Shrek 2 saw Dreamworks take these award-winning ingredients and build on them, introducing a selection of brilliant new characters and a plotline that set even the most apathetic Dads teetering on the edge of their seats.

The Souvenir Part II (Joanna Hogg, 2021)

This exquisitely rendered film (which also happens to be in cinemas at the moment) serves as the final chapter in Joanna Hogg’s semi-autobiographical tale of a young film student trying to find her place in the world. The Souvenir (2019) told the story of Julie, who, in the early 1980s, becomes romantically involved with a charismatic but emotionally unstable addict.

As you would expect, The Souvenir Part II picks up where the last film left off, following Julie as she attempts to pick up the pieces of her relationship with Anthony by throwing herself into her studies. We see her craft her graduate film, which she uses as a way of finding her voice at a time when everyone seems to want to speak for her. It is a poignant and uplifting piece of cinema.

Manon Des Sources (Claude Berri, 1986)

This film serves as the follow-up to Claude Berri’s pearlescent film Jean de Florette, which tells the story of the intertwined fates of two rival families. Filmed on location in Provence, it is of that impressive era of French cinema which also saw the release of the phenomenal Betty Blue (1986).

Manon Des Sources combines bucolic sepia-toned landscapes with a simmering tension that culminates in the titular Manon taking revenge on those responsible for the death of her father.

The Lord Of The Rings: The Two Towers (Peter Jackson, 2002)

Everyone knows that the second Lord Of The Rings film is the best. The first one takes too long to get going and the last one gets a bit weird towards the end, but between the two there’s The Two Towers: an undiluted fantasy masterpiece. To be fair to The Fellowship of The Ring, it still manages to be an immensely watchable film despite being made up almost entirely of exposition. I blame Tolkien: there are just too many different characters to meet.

By the second film, however, we’ve been introduced to all the various races – the elves, the hobbits, the dwarves and so on – so we’re able to relax and enjoy the action. And boy of the boy is the action good. Who can forget that scene at the Battle of Helms Deep, when Legolas transforms an Uruk Hai shield into a skateboard and skims down the ramparts, firing arrows into the enemy lines.

Indiana Jones and The Last Crusade (Steven Spielberg, 1989)

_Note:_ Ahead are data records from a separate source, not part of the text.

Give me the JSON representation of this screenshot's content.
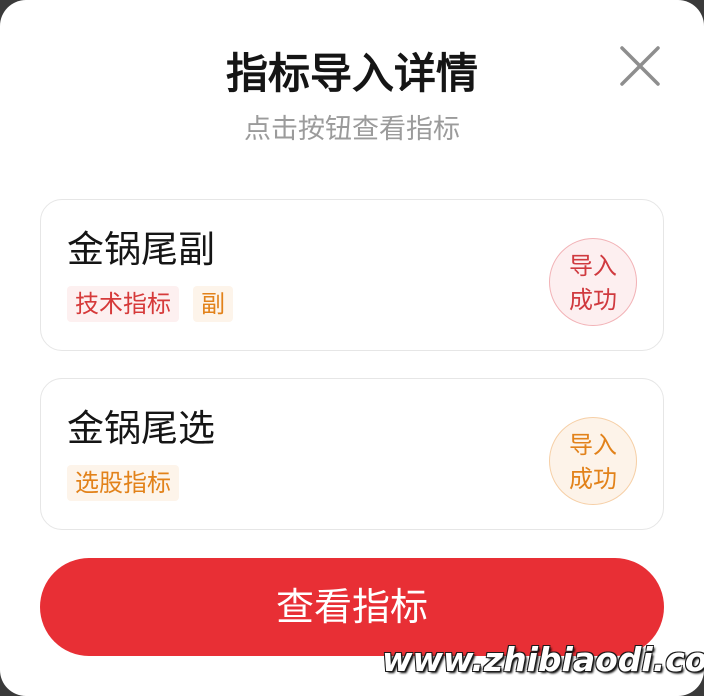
{
  "dialog": {
    "title": "指标导入详情",
    "subtitle": "点击按钮查看指标",
    "close_icon": "close-icon"
  },
  "indicators": [
    {
      "name": "金锅尾副",
      "tags": [
        "技术指标",
        "副"
      ],
      "status_line1": "导入",
      "status_line2": "成功",
      "status_color": "#d03a3f"
    },
    {
      "name": "金锅尾选",
      "tags": [
        "选股指标"
      ],
      "status_line1": "导入",
      "status_line2": "成功",
      "status_color": "#e2821a"
    }
  ],
  "actions": {
    "view_label": "查看指标"
  },
  "watermark": "www.zhibiaodi.com",
  "colors": {
    "primary": "#e82f35",
    "tag_red": "#d63a3a",
    "tag_orange": "#e2821a"
  }
}
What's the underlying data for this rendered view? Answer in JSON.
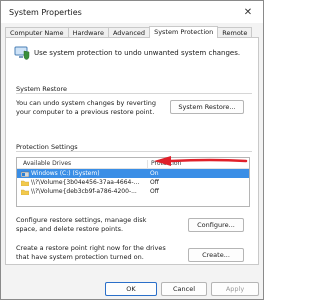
{
  "window": {
    "title": "System Properties",
    "close_glyph": "✕"
  },
  "tabs": [
    {
      "label": "Computer Name"
    },
    {
      "label": "Hardware"
    },
    {
      "label": "Advanced"
    },
    {
      "label": "System Protection"
    },
    {
      "label": "Remote"
    }
  ],
  "intro": {
    "text": "Use system protection to undo unwanted system changes.",
    "icon": "shield-computer-icon"
  },
  "system_restore": {
    "heading": "System Restore",
    "description": "You can undo system changes by reverting your computer to a previous restore point.",
    "button_label": "System Restore..."
  },
  "protection_settings": {
    "heading": "Protection Settings",
    "columns": [
      "Available Drives",
      "Protection"
    ],
    "drives": [
      {
        "name": "Windows (C:) (System)",
        "protection": "On",
        "selected": true,
        "icon": "windows-drive-icon"
      },
      {
        "name": "\\\\?\\Volume{3b04e456-37aa-4664-...",
        "protection": "Off",
        "selected": false,
        "icon": "folder-icon"
      },
      {
        "name": "\\\\?\\Volume{deb3cb9f-a786-4200-...",
        "protection": "Off",
        "selected": false,
        "icon": "folder-icon"
      }
    ],
    "configure_description": "Configure restore settings, manage disk space, and delete restore points.",
    "configure_button": "Configure...",
    "create_description": "Create a restore point right now for the drives that have system protection turned on.",
    "create_button": "Create..."
  },
  "footer": {
    "ok": "OK",
    "cancel": "Cancel",
    "apply": "Apply"
  },
  "colors": {
    "selection": "#3a8ee6",
    "annotation_arrow": "#e0202a"
  }
}
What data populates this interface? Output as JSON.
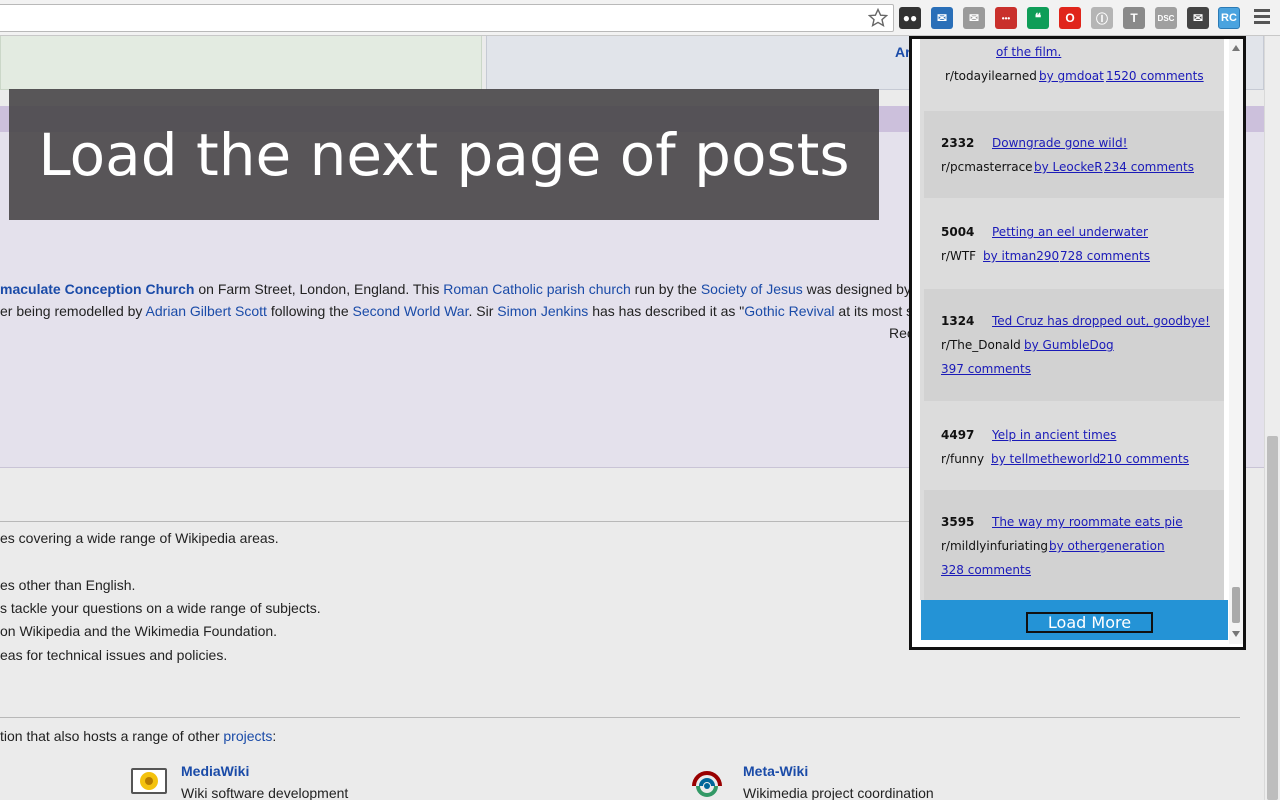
{
  "browser": {
    "extensions": [
      {
        "name": "tampermonkey-icon",
        "color": "#333333",
        "glyph": "●●"
      },
      {
        "name": "mail-checker-icon",
        "color": "#2a6fb8",
        "glyph": "✉"
      },
      {
        "name": "gmail-icon",
        "color": "#9a9a9a",
        "glyph": "✉"
      },
      {
        "name": "lastpass-icon",
        "color": "#c9302c",
        "glyph": "•••"
      },
      {
        "name": "hangouts-icon",
        "color": "#0f9d58",
        "glyph": "❝"
      },
      {
        "name": "opera-icon",
        "color": "#e0251b",
        "glyph": "O"
      },
      {
        "name": "pocket-icon",
        "color": "#b5b5b5",
        "glyph": "Ⓘ"
      },
      {
        "name": "text-extension-icon",
        "color": "#8a8a8a",
        "glyph": "T"
      },
      {
        "name": "dsc-extension-icon",
        "color": "#a0a0a0",
        "glyph": "DSC"
      },
      {
        "name": "inbox-icon",
        "color": "#444444",
        "glyph": "✉"
      }
    ],
    "active_extension_label": "RC"
  },
  "wiki": {
    "top_link": "Ar",
    "featured": {
      "line1": {
        "bold_link": "maculate Conception Church",
        "t1": " on Farm Street, London, England. This ",
        "link1": "Roman Catholic parish church",
        "t2": " run by the ",
        "link2": "Society of Jesus",
        "t3": " was designed by"
      },
      "line2": {
        "t1": "er being remodelled by ",
        "link1": "Adrian Gilbert Scott",
        "t2": " following the ",
        "link2": "Second World War",
        "t3": ". Sir ",
        "link3": "Simon Jenkins",
        "t4": " has has described it as \"",
        "link4": "Gothic Revival",
        "t5": " at its most s"
      },
      "rec": "Rec"
    },
    "lines": [
      "es covering a wide range of Wikipedia areas.",
      "es other than English.",
      "s tackle your questions on a wide range of subjects.",
      "on Wikipedia and the Wikimedia Foundation.",
      "eas for technical issues and policies."
    ],
    "projects_intro": "tion that also hosts a range of other ",
    "projects_link": "projects",
    "projects_colon": ":",
    "projects": [
      {
        "title": "MediaWiki",
        "desc": "Wiki software development"
      },
      {
        "title": "Meta-Wiki",
        "desc": "Wikimedia project coordination"
      }
    ]
  },
  "tooltip": "Load the next page of posts",
  "popup": {
    "partial_title": "of the film.",
    "partial_sub": "r/todayilearned",
    "partial_by": "by gmdoat",
    "partial_comments": "1520 comments",
    "posts": [
      {
        "score": "2332",
        "title": "Downgrade gone wild!",
        "sub": "r/pcmasterrace",
        "by": "by LeockeR",
        "comments": "234 comments"
      },
      {
        "score": "5004",
        "title": "Petting an eel underwater",
        "sub": "r/WTF",
        "by": "by itman290",
        "comments": "728 comments"
      },
      {
        "score": "1324",
        "title": "Ted Cruz has dropped out, goodbye!",
        "sub": "r/The_Donald",
        "by": "by GumbleDog",
        "comments": "397 comments"
      },
      {
        "score": "4497",
        "title": "Yelp in ancient times",
        "sub": "r/funny",
        "by": "by tellmetheworld",
        "comments": "210 comments"
      },
      {
        "score": "3595",
        "title": "The way my roommate eats pie",
        "sub": "r/mildlyinfuriating",
        "by": "by othergeneration",
        "comments": "328 comments"
      }
    ],
    "load_more": "Load More"
  }
}
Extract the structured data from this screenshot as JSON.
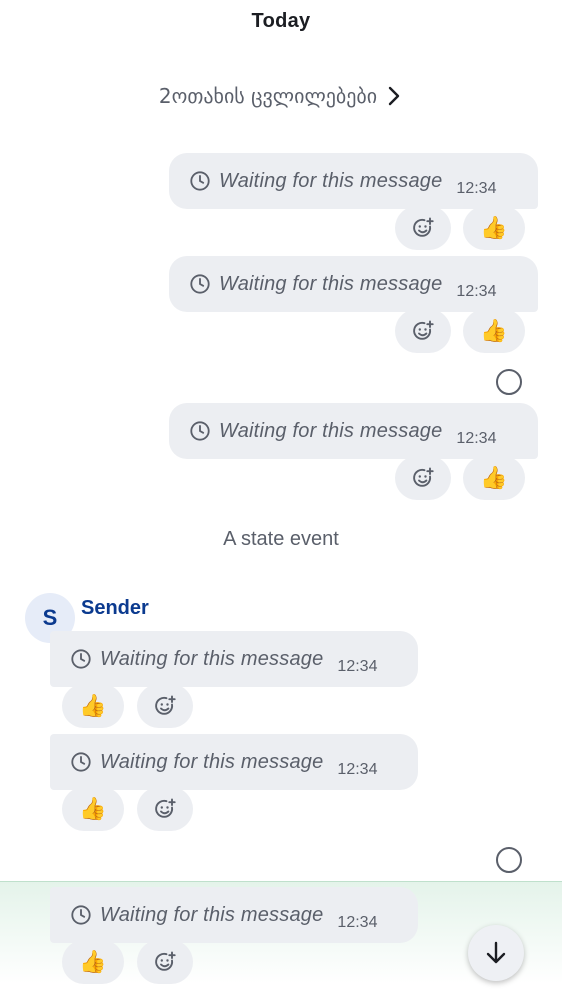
{
  "timeline": {
    "day_separator": "Today",
    "group_summary": "2ოთახის ცვლილებები",
    "state_event": "A state event",
    "sender_name": "Sender",
    "sender_initial": "S"
  },
  "messages": [
    {
      "text": "Waiting for this message",
      "time": "12:34",
      "reaction": "👍"
    },
    {
      "text": "Waiting for this message",
      "time": "12:34",
      "reaction": "👍"
    },
    {
      "text": "Waiting for this message",
      "time": "12:34",
      "reaction": "👍"
    },
    {
      "text": "Waiting for this message",
      "time": "12:34",
      "reaction": "👍"
    },
    {
      "text": "Waiting for this message",
      "time": "12:34",
      "reaction": "👍"
    },
    {
      "text": "Waiting for this message",
      "time": "12:34",
      "reaction": "👍"
    }
  ],
  "icons": {
    "pending": "clock-icon",
    "add_reaction": "add-reaction-icon",
    "expand": "chevron-right-icon",
    "read_receipt": "receipt-circle-icon",
    "scroll": "arrow-down-icon"
  },
  "colors": {
    "bubble": "#eceef2",
    "sender": "#0b3a8f",
    "secondary_text": "#5a5f6a"
  }
}
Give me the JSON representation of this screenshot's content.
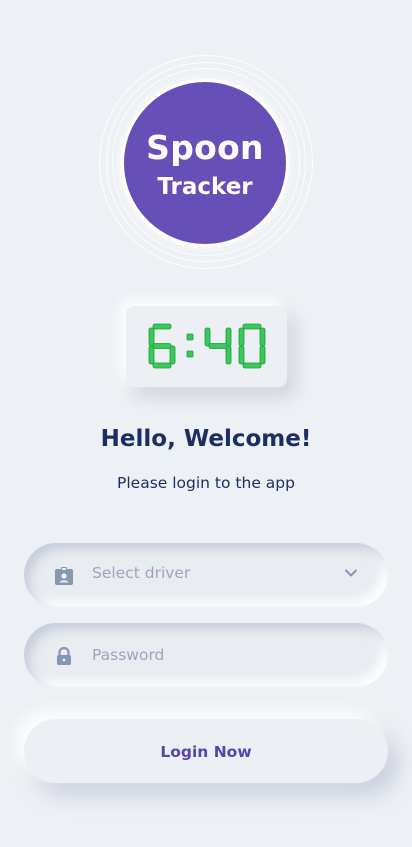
{
  "logo": {
    "line1": "Spoon",
    "line2": "Tracker",
    "circle_color": "#6650b7"
  },
  "clock": {
    "time": "6:40",
    "digit_color": "#39c95a"
  },
  "welcome": {
    "title": "Hello, Welcome!",
    "subtitle": "Please login to the app"
  },
  "form": {
    "driver_select": {
      "placeholder": "Select driver",
      "icon": "contact-badge-icon",
      "dropdown_icon": "chevron-down-icon"
    },
    "password": {
      "placeholder": "Password",
      "icon": "lock-icon"
    },
    "login_label": "Login Now"
  },
  "colors": {
    "background": "#edf0f4",
    "text_primary": "#1b2f63",
    "placeholder": "#9aa6bc",
    "accent": "#5b44ad"
  }
}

Indiana Jones without the Nazis is like Tom without Jerry, Optimus Prime without Megatron, Margret Thatcher without Geoffrey Howe – OK, I’ll stop now. The point is, after issuing the blatantly racist The Temple of Doom in 1984, the minds behind Indiana Jones managed to claw things back by returning to those uber sinister bad guys, the Nazis.

While it’s definitely a toss-up between this final film and Raiders of The Lost Ark, The Last Crusade snatches the top spot for the hilarious father-son interactions between Sean Connery and Harrison Ford. I also love knights, so there.

Aliens (James Cameron, 1986)

How do you make a terrifying monster flick even more terrifying? The answer is simple: add more monsters. And that’s exactly what James Cameron did with his sequel to the classic sci-fi horror Alien in 1986.

The strength of his follow-up, the aptly-titled Aliens, is the sheer depth of the various characters. Only after the Colonial Marines who join Ellen Ripley into the fray have been fully fleshed out do they begin getting picked off one by one. It’s bone-chillingly brilliant.

Three Colours: White (Krzysztof Kieślowski, 1994)

To those of you who haven’t heard of Kieślowski, the second instalment of his Three Colours Trilogy is a good place to start. Telling the story of Karol, a polish immigrant who finds himself out of a job and marriage after his French wife (Julie Delpy) divorces him, White is by far the most accessible film in the series.

But as well as being suffused with gallows humour and strangely playful tone, Kieślowski’s second offering is also the weightiest of the three films, offering critical insight into the economic disparities between Eastern and Western Europe.